Anita said...

Thanks! I think the performance should be a roadmap of the coming year, not a land mine to maim unsuspecting employees.

Andres V Acosta said...

I must just be lucky or something, because I've rarely had a performance review that wasn't helpful. I love feedback!

Anita said...

Well, I think you're an inspiration to a lot of us who look at it as a way to put us down, not inspire us. Maybe we just need to think about it another way. Thanks for your insight.

Dan McCarthy said...

Anita -
"Like playing strip poker only blindfolded"?! I love it! I can't wait for the next opportunity to use that at our next HR meeting.

Evil HR Lady recently had a reader ask for ideas on how to make performance appraisals “fun”. It must have hit a nerve, because it generated 31 comments!. Here's mine:
I think performance appraisals are already fun. Some of my other fun hobbies include root canals, going to funerals, annual physicals, long staff meetings, downsizing, watching those commercials in movie theaters, and malaria.
But here’s 10 ways to make them even funner:
2.Make the form longer
3.Insist everything be measurable
4.Do a forced distribution of ratings
5.Do them all at once within a few days
6.Conduct an adverse impact analysis
7.Invite the EEOC in for an audit
8.Automate the process with SAP
9.Form a committee on how to improve them
10. Implement a multi-rater process - more fun for everyone!

Anita said...

You forgot your secondary hobbies of bee stings, splinters under the fingernail and poison ivy. :)
I don't know why changes haven't been made in the way performance evaluations are done...sort of like politics...everyone complains about it, but nothing ever really changes.

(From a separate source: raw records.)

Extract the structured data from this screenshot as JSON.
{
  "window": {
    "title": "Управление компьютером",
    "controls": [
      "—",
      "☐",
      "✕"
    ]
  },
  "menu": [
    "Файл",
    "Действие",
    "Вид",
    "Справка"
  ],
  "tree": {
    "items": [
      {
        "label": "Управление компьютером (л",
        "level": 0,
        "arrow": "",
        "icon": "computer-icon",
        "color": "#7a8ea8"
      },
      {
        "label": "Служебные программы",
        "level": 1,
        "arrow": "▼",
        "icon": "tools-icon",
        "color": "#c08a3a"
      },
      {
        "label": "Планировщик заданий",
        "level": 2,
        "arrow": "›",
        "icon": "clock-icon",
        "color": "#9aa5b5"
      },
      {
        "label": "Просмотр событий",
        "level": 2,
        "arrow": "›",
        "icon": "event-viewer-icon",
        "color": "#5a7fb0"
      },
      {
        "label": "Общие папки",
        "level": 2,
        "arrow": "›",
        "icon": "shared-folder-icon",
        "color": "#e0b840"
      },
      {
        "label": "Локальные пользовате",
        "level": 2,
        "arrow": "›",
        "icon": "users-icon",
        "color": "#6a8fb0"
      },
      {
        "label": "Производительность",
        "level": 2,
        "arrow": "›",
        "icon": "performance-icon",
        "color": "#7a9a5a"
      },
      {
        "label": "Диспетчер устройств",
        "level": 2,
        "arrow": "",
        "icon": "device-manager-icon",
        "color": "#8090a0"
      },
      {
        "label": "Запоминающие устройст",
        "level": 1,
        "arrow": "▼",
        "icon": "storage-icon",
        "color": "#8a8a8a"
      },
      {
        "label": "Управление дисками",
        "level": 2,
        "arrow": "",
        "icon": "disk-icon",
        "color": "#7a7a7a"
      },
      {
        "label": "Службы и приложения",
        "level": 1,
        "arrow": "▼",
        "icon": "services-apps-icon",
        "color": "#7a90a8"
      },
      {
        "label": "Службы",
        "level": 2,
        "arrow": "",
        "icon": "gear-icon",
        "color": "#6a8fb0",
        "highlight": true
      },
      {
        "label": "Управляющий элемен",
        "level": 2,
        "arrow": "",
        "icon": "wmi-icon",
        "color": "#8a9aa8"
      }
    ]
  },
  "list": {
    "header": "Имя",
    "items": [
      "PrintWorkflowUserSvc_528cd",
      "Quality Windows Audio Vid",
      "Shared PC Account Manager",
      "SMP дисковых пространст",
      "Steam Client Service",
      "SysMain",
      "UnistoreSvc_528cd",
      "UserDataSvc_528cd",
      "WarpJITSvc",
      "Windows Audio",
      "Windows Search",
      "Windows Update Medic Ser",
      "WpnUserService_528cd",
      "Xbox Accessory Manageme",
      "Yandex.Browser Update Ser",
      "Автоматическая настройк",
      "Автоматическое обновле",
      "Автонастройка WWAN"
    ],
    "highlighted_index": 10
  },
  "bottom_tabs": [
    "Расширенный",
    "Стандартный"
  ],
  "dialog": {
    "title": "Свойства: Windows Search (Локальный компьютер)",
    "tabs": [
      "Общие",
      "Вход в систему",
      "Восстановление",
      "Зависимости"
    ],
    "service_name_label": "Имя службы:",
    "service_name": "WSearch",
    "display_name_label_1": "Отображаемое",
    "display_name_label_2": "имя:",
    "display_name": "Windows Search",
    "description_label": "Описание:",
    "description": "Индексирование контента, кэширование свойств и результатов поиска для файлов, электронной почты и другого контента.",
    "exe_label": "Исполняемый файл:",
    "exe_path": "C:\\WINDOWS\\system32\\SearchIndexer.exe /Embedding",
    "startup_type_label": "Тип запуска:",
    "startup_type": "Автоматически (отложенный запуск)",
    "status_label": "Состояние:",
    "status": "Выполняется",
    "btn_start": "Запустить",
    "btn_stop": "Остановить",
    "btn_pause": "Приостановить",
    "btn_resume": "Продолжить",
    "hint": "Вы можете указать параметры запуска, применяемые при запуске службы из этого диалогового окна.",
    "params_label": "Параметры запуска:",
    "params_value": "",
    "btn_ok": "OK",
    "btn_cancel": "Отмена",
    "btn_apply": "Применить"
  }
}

What will it take, I wonder, to truly make companies do things differently?